Prime Minister Hun Sen is calling on donors to continue contributing to the conservation of the Angkor Archaeological Park as the country is celebrating the 25th anniversary of the International Coordinating Committee for the Safeguarding and Development of the Historic Site of Angkor.
ICC-Angkor was established in 1993 after the Angkor historic site was listed on Unesco’s World Heritage List.
During the celebrations, which began yesterday and end today, the 31st Technical Session of the ICC-Angkor will also take place.
King Norodom Sihamoni is expected to preside over the closing ceremony of the celebration today.
Speaking during its opening ceremony yesterday, Mr Hun Sen lauded the achievements of ICC-Angkor during its 25 year tenure in developing and conserving the historic site.
He also noted that millions of dollars have been spent over the years to support ICC-Angkor’s development initiatives.
“On behalf of the government, I would like to appeal to all friendly countries, development partners and the international community to continue to provide technical support, human resources and financing,” Mr Hun Sen said. “All relevant ministries and people must join together and provide good cooperation for the success of the protection and conservation of this heritage.”
“The Angkor Archaeological site has been strongly improving and has attracted tourists non-stop,” he said, adding that 1.5 million tourists visited the site in the first nine months of this year.
Mr Hun Sen noted that the historic site has the potential to attract more than two million tourists by the end of this year and that it is expected to receive seven million tourists by 2020 and 14 million tourists in 2030.
Phoeurng Sackona, Minister of Culture and Fine Arts, yesterday said 25 years ago, the Angkor site was riddled with mines, illegal logging and looting of historical artefacts.
Ms Sackona said the ICC-Angkor is an international mechanism to raise funds for the site’s repairs and conservation of its temples.

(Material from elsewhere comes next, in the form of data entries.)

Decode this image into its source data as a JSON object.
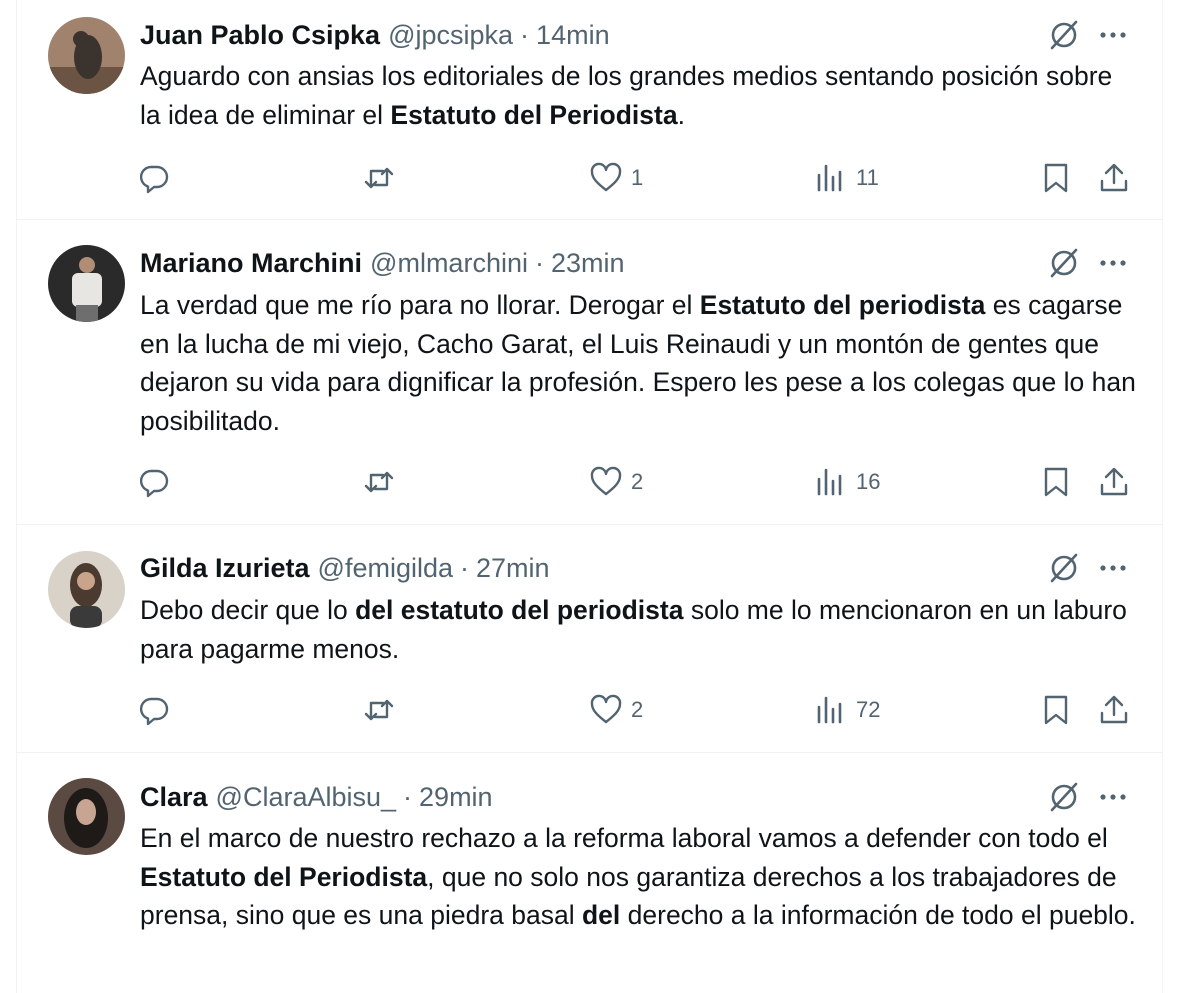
{
  "tweets": [
    {
      "name": "Juan Pablo Csipka",
      "handle": "@jpcsipka",
      "sep": "·",
      "time": "14min",
      "text": [
        {
          "t": "Aguardo con ansias los editoriales de los grandes medios sentando posición sobre la idea de eliminar el ",
          "b": false
        },
        {
          "t": "Estatuto del Periodista",
          "b": true
        },
        {
          "t": ".",
          "b": false
        }
      ],
      "likes": "1",
      "views": "11",
      "avatar_colors": [
        "#8a6e5a",
        "#3b332d"
      ]
    },
    {
      "name": "Mariano Marchini",
      "handle": "@mlmarchini",
      "sep": "·",
      "time": "23min",
      "text": [
        {
          "t": "La verdad que me río para no llorar. Derogar el ",
          "b": false
        },
        {
          "t": "Estatuto del periodista",
          "b": true
        },
        {
          "t": " es cagarse en la lucha de mi viejo, Cacho Garat, el Luis Reinaudi y un montón de gentes que dejaron su vida para dignificar la profesión. Espero les pese a los colegas que lo han posibilitado.",
          "b": false
        }
      ],
      "likes": "2",
      "views": "16",
      "avatar_colors": [
        "#2a2a2a",
        "#c9c6c0"
      ]
    },
    {
      "name": "Gilda Izurieta",
      "handle": "@femigilda",
      "sep": "·",
      "time": "27min",
      "text": [
        {
          "t": "Debo decir que lo ",
          "b": false
        },
        {
          "t": "del estatuto del periodista",
          "b": true
        },
        {
          "t": " solo me lo mencionaron en un laburo para pagarme menos.",
          "b": false
        }
      ],
      "likes": "2",
      "views": "72",
      "avatar_colors": [
        "#d8d2c8",
        "#4a3a30"
      ]
    },
    {
      "name": "Clara",
      "handle": "@ClaraAlbisu_",
      "sep": "·",
      "time": "29min",
      "text": [
        {
          "t": "En el marco de nuestro rechazo a la reforma laboral vamos a defender con todo el ",
          "b": false
        },
        {
          "t": "Estatuto del Periodista",
          "b": true
        },
        {
          "t": ", que no solo nos garantiza derechos a los trabajadores de prensa, sino que es una piedra basal ",
          "b": false
        },
        {
          "t": "del",
          "b": true
        },
        {
          "t": " derecho a la información de todo el pueblo.",
          "b": false
        }
      ],
      "likes": "",
      "views": "",
      "avatar_colors": [
        "#5a4a42",
        "#1e1a18"
      ]
    }
  ],
  "icons": {
    "reply": "reply-icon",
    "retweet": "retweet-icon",
    "like": "heart-icon",
    "views": "views-icon",
    "bookmark": "bookmark-icon",
    "share": "share-icon",
    "grok": "grok-icon",
    "more": "more-icon"
  },
  "colors": {
    "text": "#0f1419",
    "secondary": "#536471",
    "border": "#eff3f4"
  }
}
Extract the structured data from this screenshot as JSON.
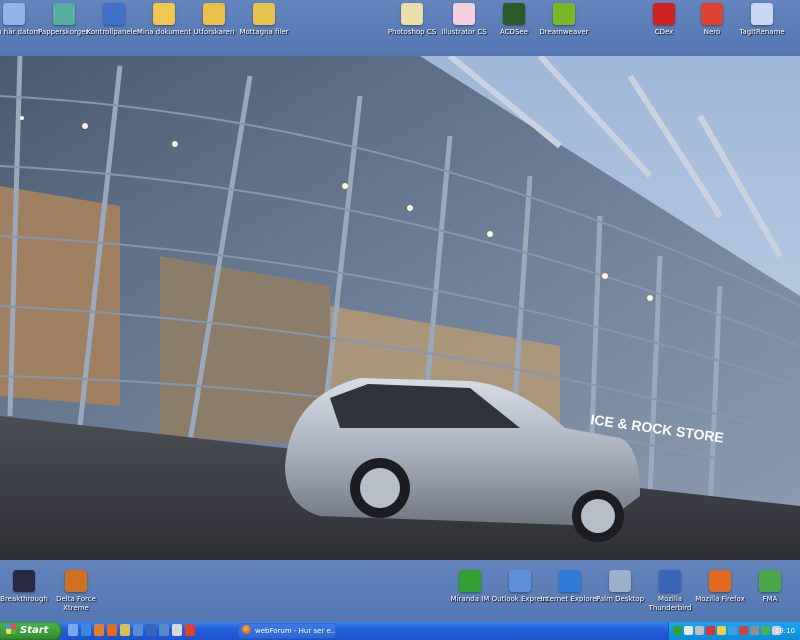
{
  "desktop_top_icons": [
    {
      "label": "Den här datorn",
      "icon": "computer-icon",
      "color": "#8fb6e8"
    },
    {
      "label": "Papperskorgen",
      "icon": "recycle-bin-icon",
      "color": "#5ab0a0"
    },
    {
      "label": "Kontrollpanelen",
      "icon": "control-panel-icon",
      "color": "#3f6fc7"
    },
    {
      "label": "Mina dokument",
      "icon": "folder-documents-icon",
      "color": "#f0c850"
    },
    {
      "label": "Utforskaren",
      "icon": "folder-explorer-icon",
      "color": "#e8c04a"
    },
    {
      "label": "Mottagna filer",
      "icon": "folder-received-icon",
      "color": "#e6c24e"
    },
    {
      "label": "Photoshop CS",
      "icon": "photoshop-icon",
      "color": "#e8e0a8"
    },
    {
      "label": "Illustrator CS",
      "icon": "illustrator-icon",
      "color": "#f4d0e0"
    },
    {
      "label": "ACDSee",
      "icon": "acdsee-icon",
      "color": "#2a5a2a"
    },
    {
      "label": "Dreamweaver",
      "icon": "dreamweaver-icon",
      "color": "#7ab828"
    },
    {
      "label": "CDex",
      "icon": "cdex-icon",
      "color": "#d02020"
    },
    {
      "label": "Nero",
      "icon": "nero-icon",
      "color": "#e04030"
    },
    {
      "label": "TagItRename",
      "icon": "tag-rename-icon",
      "color": "#c8d8f0"
    }
  ],
  "desktop_bottom_icons": [
    {
      "label": "Breakthrough",
      "icon": "breakthrough-icon",
      "color": "#2a2a40"
    },
    {
      "label": "Delta Force Xtreme",
      "icon": "delta-force-icon",
      "color": "#d07020"
    },
    {
      "label": "Miranda IM",
      "icon": "miranda-im-icon",
      "color": "#30a030"
    },
    {
      "label": "Outlook Express",
      "icon": "outlook-express-icon",
      "color": "#6090d8"
    },
    {
      "label": "Internet Explorer",
      "icon": "internet-explorer-icon",
      "color": "#2f7ad8"
    },
    {
      "label": "Palm Desktop",
      "icon": "palm-desktop-icon",
      "color": "#9ab0c8"
    },
    {
      "label": "Mozilla Thunderbird",
      "icon": "thunderbird-icon",
      "color": "#3a66b8"
    },
    {
      "label": "Mozilla Firefox",
      "icon": "firefox-icon",
      "color": "#e06a20"
    },
    {
      "label": "FMA",
      "icon": "fma-icon",
      "color": "#4aa84a"
    }
  ],
  "wallpaper": {
    "sign_text": "ICE & ROCK STORE"
  },
  "taskbar": {
    "start_label": "Start",
    "quick_launch": [
      {
        "icon": "show-desktop-icon",
        "color": "#7aa8e8"
      },
      {
        "icon": "ie-quicklaunch-icon",
        "color": "#3f86e0"
      },
      {
        "icon": "media-player-icon",
        "color": "#e08030"
      },
      {
        "icon": "firefox-quicklaunch-icon",
        "color": "#e06a20"
      },
      {
        "icon": "explorer-quicklaunch-icon",
        "color": "#d8c058"
      },
      {
        "icon": "outlook-quicklaunch-icon",
        "color": "#5a8ad8"
      },
      {
        "icon": "thunderbird-quicklaunch-icon",
        "color": "#3a66b8"
      },
      {
        "icon": "photoshop-quicklaunch-icon",
        "color": "#5a88c8"
      },
      {
        "icon": "notepad-quicklaunch-icon",
        "color": "#d8d8d8"
      },
      {
        "icon": "nero-quicklaunch-icon",
        "color": "#e04030"
      }
    ],
    "window_button": "webForum - Hur ser e...",
    "tray_icons": [
      {
        "icon": "miranda-tray-icon",
        "color": "#30a030"
      },
      {
        "icon": "network-tray-icon",
        "color": "#e8e8e8"
      },
      {
        "icon": "volume-tray-icon",
        "color": "#c0c0c0"
      },
      {
        "icon": "antivirus-tray-icon",
        "color": "#e03030"
      },
      {
        "icon": "update-tray-icon",
        "color": "#f0d040"
      },
      {
        "icon": "msn-tray-icon",
        "color": "#40a0e0"
      },
      {
        "icon": "security-tray-icon",
        "color": "#d04040"
      },
      {
        "icon": "display-tray-icon",
        "color": "#909090"
      },
      {
        "icon": "sync-tray-icon",
        "color": "#50b050"
      },
      {
        "icon": "power-tray-icon",
        "color": "#d0d0d0"
      }
    ],
    "clock": "18:10"
  }
}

“This anniversary celebration is aimed to remind the public of our commitment 25 years ago,” she said.
Ms Sackona said that today, there are no more security issues and temples collapsing. She noted that the challenges the site is facing today are climate change, pollution, relocation and tourist management.
Unesco director-general Audrey Azoulay yesterday applauded the conservation of the historic site.
Ms Azoulay said contributions from Japan and France, along with efforts of the Cambodian government have created something Cambodians can be proud about.
Eang Sophalleth, Mr Hun Sen’s assistant, yesterday told reporters that Unesco, Japan and France have committed to continue to help preserve the Angkor historic site and address conservation challenges.
After the opening ceremony, UNESCO, the International Conference of Asian Political Parties and the Asia Cultural Council signed a cooperation agreement to promote Asian culture and use it as a bridge to build peace in Asia.
ACC director-general Suos Yara said the ICAPP has developed an international cultural mechanism.
“We hope that all 352 members of the ICAPP, parties in power – and opposition alike – can come together from the 52 countries of Asia and use culture as a means to live together and build a peaceful and prosperous future for us all,” Mr Yara said.
The Angkor site is most likely Cambodia’s greatest tourist attraction, bringing in over one million visitors and $61.4 million in the first half of 2018 alone.